The online news portal of TV5
MANILA, Philippines – At 2:22 pm Sunday, workers at the Heritage Park in Taguig gently slid Comedy King Dolphy’s casket into the granite tomb that will serve as the final sanctuary of his mortal remains, closing a chapter on over eight decades of a life well lived, and lived always for others.
Moments before that, his children, followed by partner of 23 years Zsa Zsa Padilla, approached the casket to alternately pray and whisper final messages, their tears washing over the glass top of his casket.
At 2:28 pm, after everyone had put in their send-off flowers inside the granite tomb, officiating priest Fr. Larry Faraon enjoined the crowd to show Dolphy “how happy we are” as he would have wished.
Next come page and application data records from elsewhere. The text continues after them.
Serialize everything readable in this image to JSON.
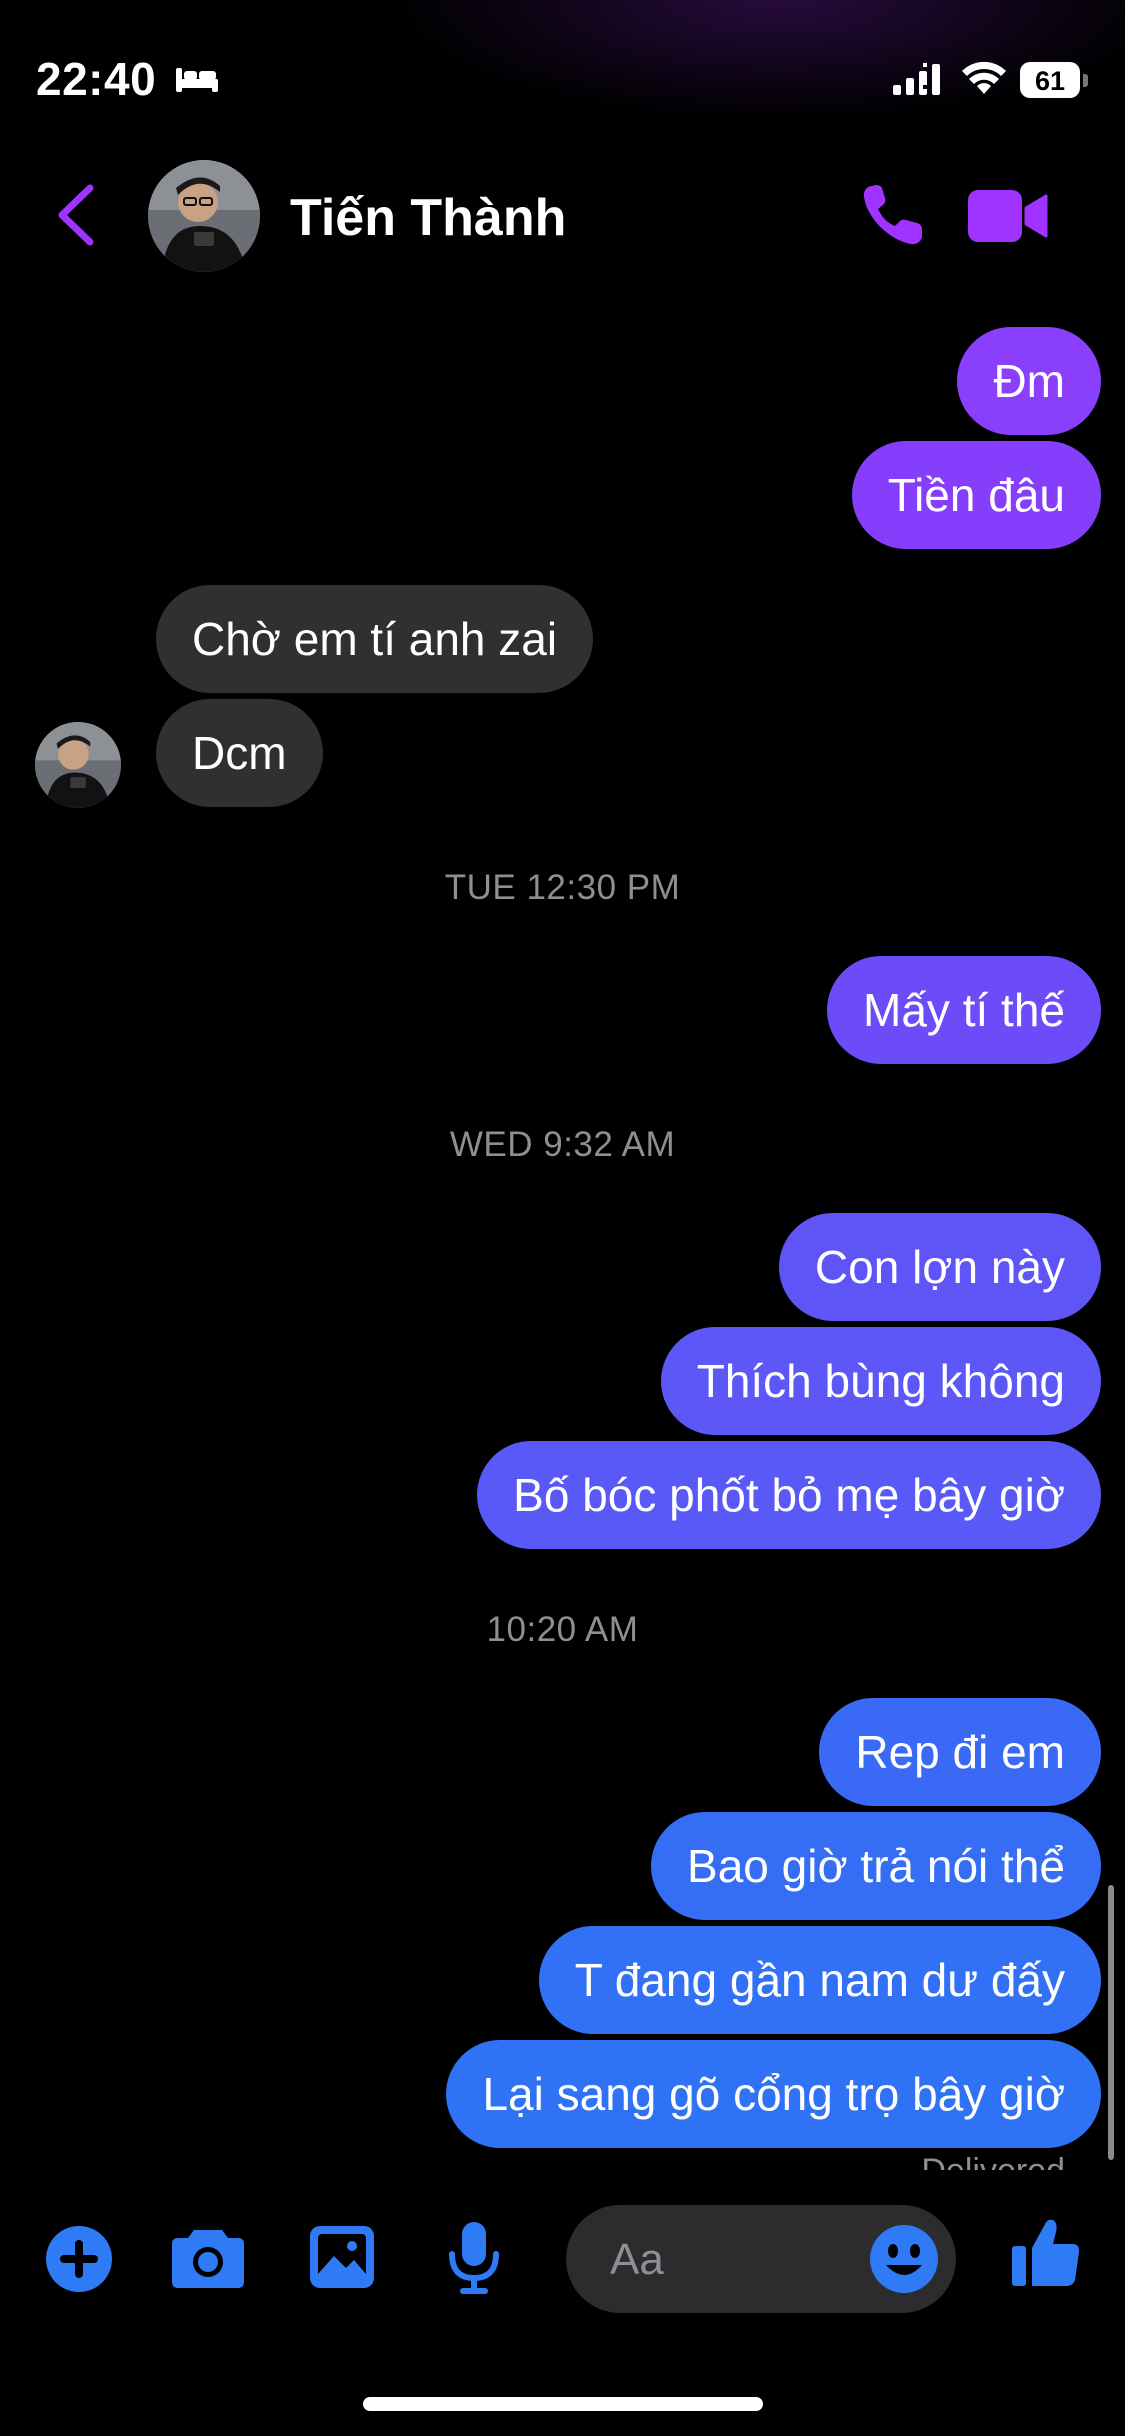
{
  "status_bar": {
    "time": "22:40",
    "battery": "61",
    "icons": [
      "bed-icon",
      "signal-icon",
      "wifi-icon",
      "battery-icon"
    ]
  },
  "header": {
    "contact_name": "Tiến Thành",
    "actions": [
      "back-icon",
      "phone-icon",
      "video-camera-icon"
    ]
  },
  "messages": [
    {
      "dir": "out",
      "text": "Đm"
    },
    {
      "dir": "out",
      "text": "Tiền đâu"
    },
    {
      "dir": "in",
      "text": "Chờ em tí anh zai"
    },
    {
      "dir": "in",
      "text": "Dcm"
    },
    {
      "timestamp": "TUE 12:30 PM"
    },
    {
      "dir": "out",
      "text": "Mấy tí thế"
    },
    {
      "timestamp": "WED 9:32 AM"
    },
    {
      "dir": "out",
      "text": "Con lợn này"
    },
    {
      "dir": "out",
      "text": "Thích bùng không"
    },
    {
      "dir": "out",
      "text": "Bố bóc phốt bỏ mẹ bây giờ"
    },
    {
      "timestamp": "10:20 AM"
    },
    {
      "dir": "out",
      "text": "Rep đi em"
    },
    {
      "dir": "out",
      "text": "Bao giờ trả nói thể"
    },
    {
      "dir": "out",
      "text": "T đang gần nam dư đấy"
    },
    {
      "dir": "out",
      "text": "Lại sang gõ cổng trọ bây giờ"
    }
  ],
  "delivered_label": "Delivered",
  "composer": {
    "placeholder": "Aa",
    "icons": [
      "plus-icon",
      "camera-icon",
      "image-icon",
      "microphone-icon",
      "emoji-icon",
      "thumbs-up-icon"
    ]
  },
  "colors": {
    "background": "#000000",
    "incoming_bubble": "#303030",
    "outgoing_purple": "#8A3FFC",
    "outgoing_indigo": "#5C55F6",
    "outgoing_blue": "#3170F5",
    "accent_purple": "#A033FF",
    "accent_blue": "#2F7BF5",
    "meta_text": "#8E8E93"
  }
}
He asked everyone to address the person next to him or her and smile, and then to shout, “Mang Dolphy masaya kami, na kay Lord ka na.” He then asked them to clap and repeatedly shout, “Mabuhay si Mang Dolphy!” a greeting that befits a true king who lived in the Filipino heart in times of war and peace, of plenty and poverty, of sorrow and celebration.
In her final message to the man she loved and to the crowd, Zsa Zsa said simply, “Maraming salamat sa lahat ng pagmamahal na binigay mo sa amin, at sa sambayananang Pilipino. We love you….God bless us all..”
Confetti rained, doves were released, as the crowd cheered. Soon workers started to seal the above-ground tomb, its gleaming black image in dramatic contrast to the predominantly white background of tarps bearing Dolphy’s various incarnations, and the white dresses of mourners, except for Zsa Zsa who wore black. Dolphy’s favorite color was white; the other favorite color being red, which the crew from his home network, TV5, wore.
At the TV5 studios, Paparazzi host Cristy Fermin, joined by Paolo Bediones, Amy Perez and Dolly Ann Carvajal, annotated the live proceedings at the Heritage Park. They noted that the marvelous bronze casket--repeatedly described as fit for a king--had been bought by Dolphy way back in 1976, at a cost of P1.8 million. He had repeatedly joked to friends that he was blessed with a long life--he would have been 84 on July 25---because he prepared for his death too early.
In the end, black and white dominated the scene, an ironic sendoff for a man whose lifelong obsession was to bring color into other people’s lives.